My sound healing sessions use electronic music instead of pan pipes, gongs, crystal bowls etc. I like deep electronic sounds that can be massaged and turned into an electronic bed of juxtaposing sounds. There are endless possibilities in the electronic realm that allow for greater experimentation. I like to disturb the familiar and instead push the genre into new territory and give it a queer flavour.
I am presenting a sound healing session in this year’s Mardi Gras Festival titled, ‘A Trip to Limerence. I’m not perfect, but I’m perfect for me.’
This piece is narrated by Paul Capsis. It’s about the bodies hormonal state called Limerence, which happens when you first fall in love with someone. This is like a bonding chemical exchange where you only see one another in a perfect state of perfection, (sometimes blindly), when you are high on pheromones, where the other person can do no wrong and your rose-tinted glasses smooth over all the little imperfections. Limerence can last up to two years apparently. My curiosity suggests, if this state exists, surely then it is possible to trick the brain and harness these chemicals and pheromones, and instead practice self-love and radical self-acceptance upon oneself, without needing another to substantiate this.
How is sound healing being used within the context of Queer health?
I work with the DJs Jonny Seymour and Paul Mac who are music engineers, scholars, sound artists and walking libraries of music intelligence and operate under the banner Stereogamous. Between them both they bring a wealth of knowledge to the many music/sound choices that become part of the overall experience.
My intentions also go deeper. I am a 57 year-old gay male that lived and experienced the HIV/AIDS epidemic in both London and Australia. I must have attended thirty or more funerals before my 30th birthday. As a bar man working at the Oxford Hotel in Oxford street, Sydney in 1989, I served drinks to beautiful gay men who were at this stage dying of AIDS. They would leave the hospice at St Vincent’s Hospital in Darlinghurst, and hang out at the bar until closing at 1.00pm. On a quiet Monday night some of these men told me stories of how their families had abandoned them for been queer and HIV positive. These were horrible times. I was 22 years of age and way out of my depth to hold space for this level of trauma. I tried my best to listen to their stories, their grief, their spiritual catharsis, however nothing as a young adult could prepare me for this. At the time all you could do was suck it up, this was the new normal.

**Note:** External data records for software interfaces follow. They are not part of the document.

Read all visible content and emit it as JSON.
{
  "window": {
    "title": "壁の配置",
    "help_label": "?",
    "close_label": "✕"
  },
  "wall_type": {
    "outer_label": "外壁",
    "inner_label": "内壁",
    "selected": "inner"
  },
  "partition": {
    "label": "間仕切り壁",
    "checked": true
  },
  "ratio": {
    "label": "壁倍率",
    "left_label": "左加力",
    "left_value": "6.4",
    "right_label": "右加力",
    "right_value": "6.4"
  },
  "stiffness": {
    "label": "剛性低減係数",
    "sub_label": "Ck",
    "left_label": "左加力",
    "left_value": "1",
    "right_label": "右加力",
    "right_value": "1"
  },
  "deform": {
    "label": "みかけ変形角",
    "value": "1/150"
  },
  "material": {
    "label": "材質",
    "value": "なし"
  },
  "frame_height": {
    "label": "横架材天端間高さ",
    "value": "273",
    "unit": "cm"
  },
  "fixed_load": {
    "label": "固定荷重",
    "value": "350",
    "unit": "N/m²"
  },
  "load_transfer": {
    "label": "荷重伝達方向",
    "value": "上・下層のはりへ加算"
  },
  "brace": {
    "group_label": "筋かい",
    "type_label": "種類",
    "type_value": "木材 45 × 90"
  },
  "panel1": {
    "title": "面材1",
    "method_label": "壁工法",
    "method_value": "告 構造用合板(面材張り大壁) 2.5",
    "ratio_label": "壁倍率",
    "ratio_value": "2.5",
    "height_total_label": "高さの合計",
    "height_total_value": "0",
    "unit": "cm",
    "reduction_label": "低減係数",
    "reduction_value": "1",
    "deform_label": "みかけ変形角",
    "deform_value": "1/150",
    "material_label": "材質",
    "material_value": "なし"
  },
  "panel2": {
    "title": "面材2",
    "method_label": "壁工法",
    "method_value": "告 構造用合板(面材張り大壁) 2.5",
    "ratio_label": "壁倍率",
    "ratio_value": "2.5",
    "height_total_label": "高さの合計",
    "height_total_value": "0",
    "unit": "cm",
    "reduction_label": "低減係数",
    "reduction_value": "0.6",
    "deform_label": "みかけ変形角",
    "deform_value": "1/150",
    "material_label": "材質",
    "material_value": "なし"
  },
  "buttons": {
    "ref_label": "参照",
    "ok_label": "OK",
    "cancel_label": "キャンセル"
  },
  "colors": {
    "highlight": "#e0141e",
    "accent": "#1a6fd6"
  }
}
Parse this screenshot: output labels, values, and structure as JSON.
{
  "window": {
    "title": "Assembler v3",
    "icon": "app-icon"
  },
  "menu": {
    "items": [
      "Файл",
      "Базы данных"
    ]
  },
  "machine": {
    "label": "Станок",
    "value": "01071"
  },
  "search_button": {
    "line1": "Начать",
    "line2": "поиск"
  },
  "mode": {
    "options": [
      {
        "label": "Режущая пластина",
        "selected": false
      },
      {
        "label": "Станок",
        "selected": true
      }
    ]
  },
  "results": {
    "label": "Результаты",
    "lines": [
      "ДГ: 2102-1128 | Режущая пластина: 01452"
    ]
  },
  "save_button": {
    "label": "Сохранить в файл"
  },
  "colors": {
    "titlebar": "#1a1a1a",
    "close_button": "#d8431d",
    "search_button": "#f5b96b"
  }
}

To this day I feel I owe these young gay men and the women that supported us the recognition they deserve. Not to mention the close friends I lost at this time. In some way I am processing my own trauma and PTSD through my writing and using sound healing as a vehicle to heal myself and others who may have similar experiences.

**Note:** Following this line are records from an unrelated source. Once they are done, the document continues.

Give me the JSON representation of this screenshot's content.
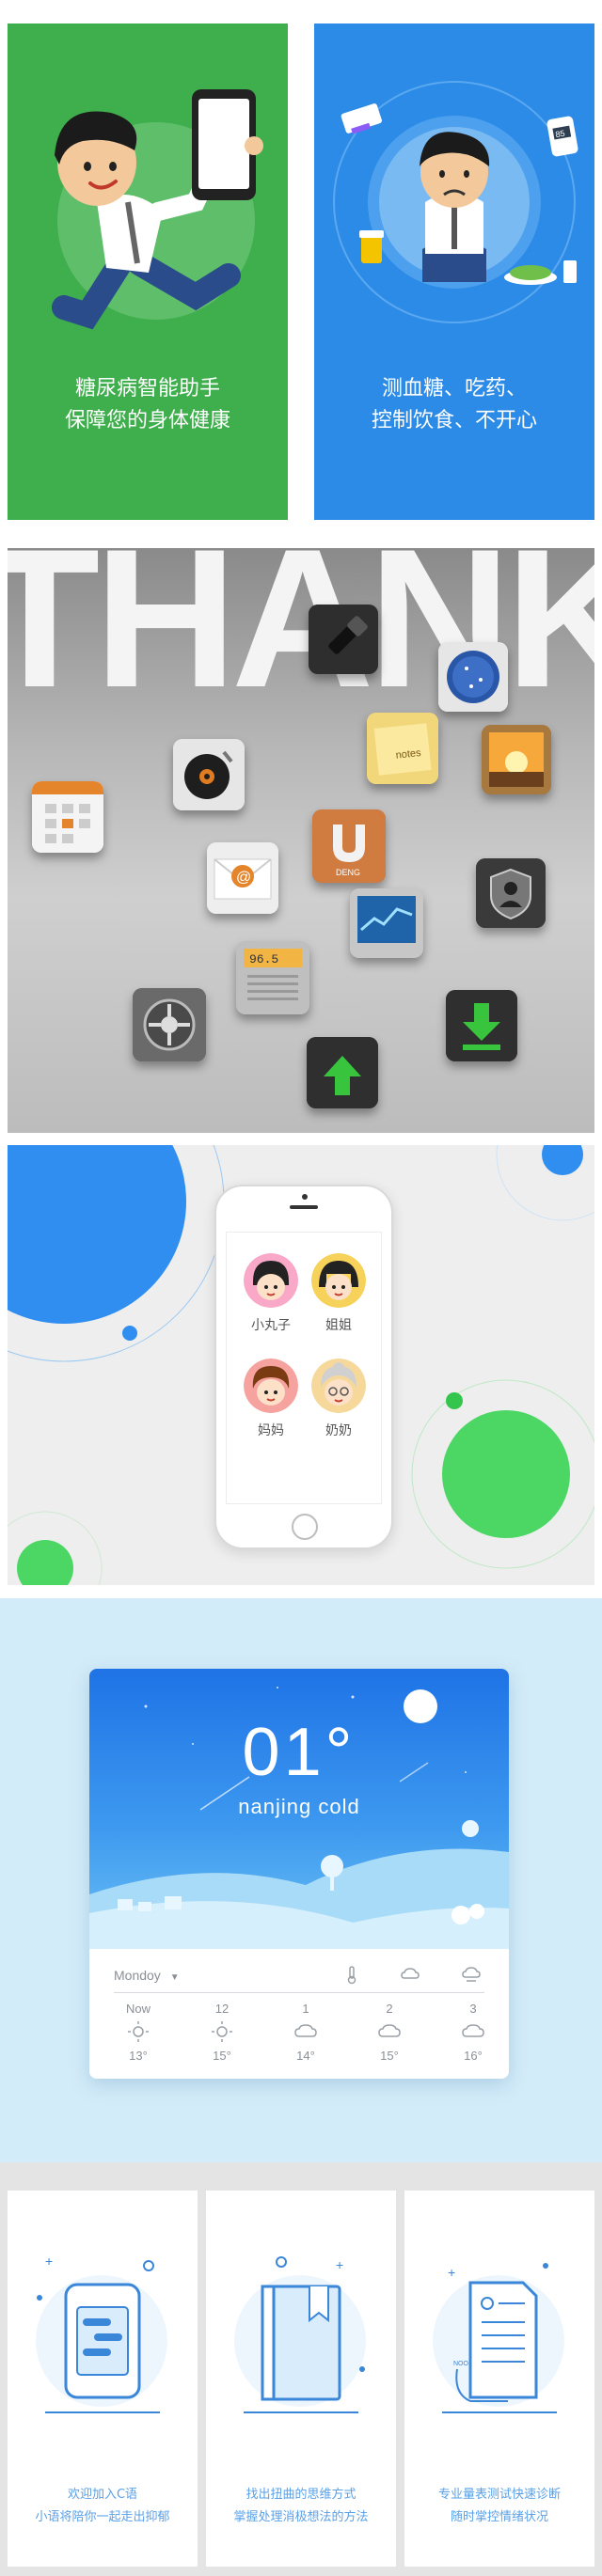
{
  "diabetes": {
    "card_left": {
      "line1": "糖尿病智能助手",
      "line2": "保障您的身体健康",
      "color": "#3fae4c"
    },
    "card_right": {
      "line1": "测血糖、吃药、",
      "line2": "控制饮食、不开心",
      "color": "#2c8be6",
      "meter_reading": "85"
    }
  },
  "thanks": {
    "word": "THANKS",
    "notes_label": "notes",
    "radio_display": "96.5",
    "uncle_label": "DENG",
    "icons": [
      "flashlight-icon",
      "compass-icon",
      "notes-icon",
      "photo-icon",
      "music-icon",
      "calendar-icon",
      "mail-icon",
      "magnet-icon",
      "stocks-icon",
      "contacts-icon",
      "radio-icon",
      "settings-icon",
      "download-icon",
      "upload-icon"
    ]
  },
  "family": {
    "members": [
      {
        "name": "小丸子"
      },
      {
        "name": "姐姐"
      },
      {
        "name": "妈妈"
      },
      {
        "name": "奶奶"
      }
    ]
  },
  "weather": {
    "temperature": "01°",
    "city": "nanjing cold",
    "day": "Mondoy",
    "forecast": [
      {
        "time": "Now",
        "icon": "sun-icon",
        "temp": "13°"
      },
      {
        "time": "12",
        "icon": "sun-icon",
        "temp": "15°"
      },
      {
        "time": "1",
        "icon": "cloud-icon",
        "temp": "14°"
      },
      {
        "time": "2",
        "icon": "cloud-icon",
        "temp": "15°"
      },
      {
        "time": "3",
        "icon": "cloud-icon",
        "temp": "16°"
      }
    ]
  },
  "onboarding": {
    "cards": [
      {
        "line1": "欢迎加入C语",
        "line2": "小语将陪你一起走出抑郁"
      },
      {
        "line1": "找出扭曲的思维方式",
        "line2": "掌握处理消极想法的方法"
      },
      {
        "line1": "专业量表测试快速诊断",
        "line2": "随时掌控情绪状况",
        "doc_label": "NOO"
      }
    ]
  }
}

I write stories that address the intergenerational trauma the LBGTQI+ community faces as a result of the loss of so many beautiful men and women. This may sound heavy as subject matter to experience inside a sound healing session, but surprisingly it works, there is a beautiful recognition of our “queerness” and the differences we hold that define our own survival needs.
Inside a healing session I teach radical self-acceptance, queer mindfulness, self-love and queer determination. I remind people that they have a deeper purpose in life, that their difference is their ultimate superpower. Queer culture has a history of pushing boundaries and disrupting the status quo. I am cheeky, I am camp, and I like the non-normative space where I can create my own universe and share a healing with others.
Mathew Bergan is the founder of Dancing Warrior Yoga school in Newtown, Sydney. He has a background in contemporary dance, choreography, sports massage, writing and film-making. He has been teaching Hatha yoga since 1993 and practices his own form of urban Spiritualism. He has studied somatic counselling is presently completed his post-graduation in Gestalt therapy. Mathew teaches yoga from Union Street Yoga, Erskineville, Sydney.
His next Queer Sound Healing is presented in the 2022 Mardi Gras festival titled: A Trip To Limerence, I’m not perfect, but I’m perfect for me.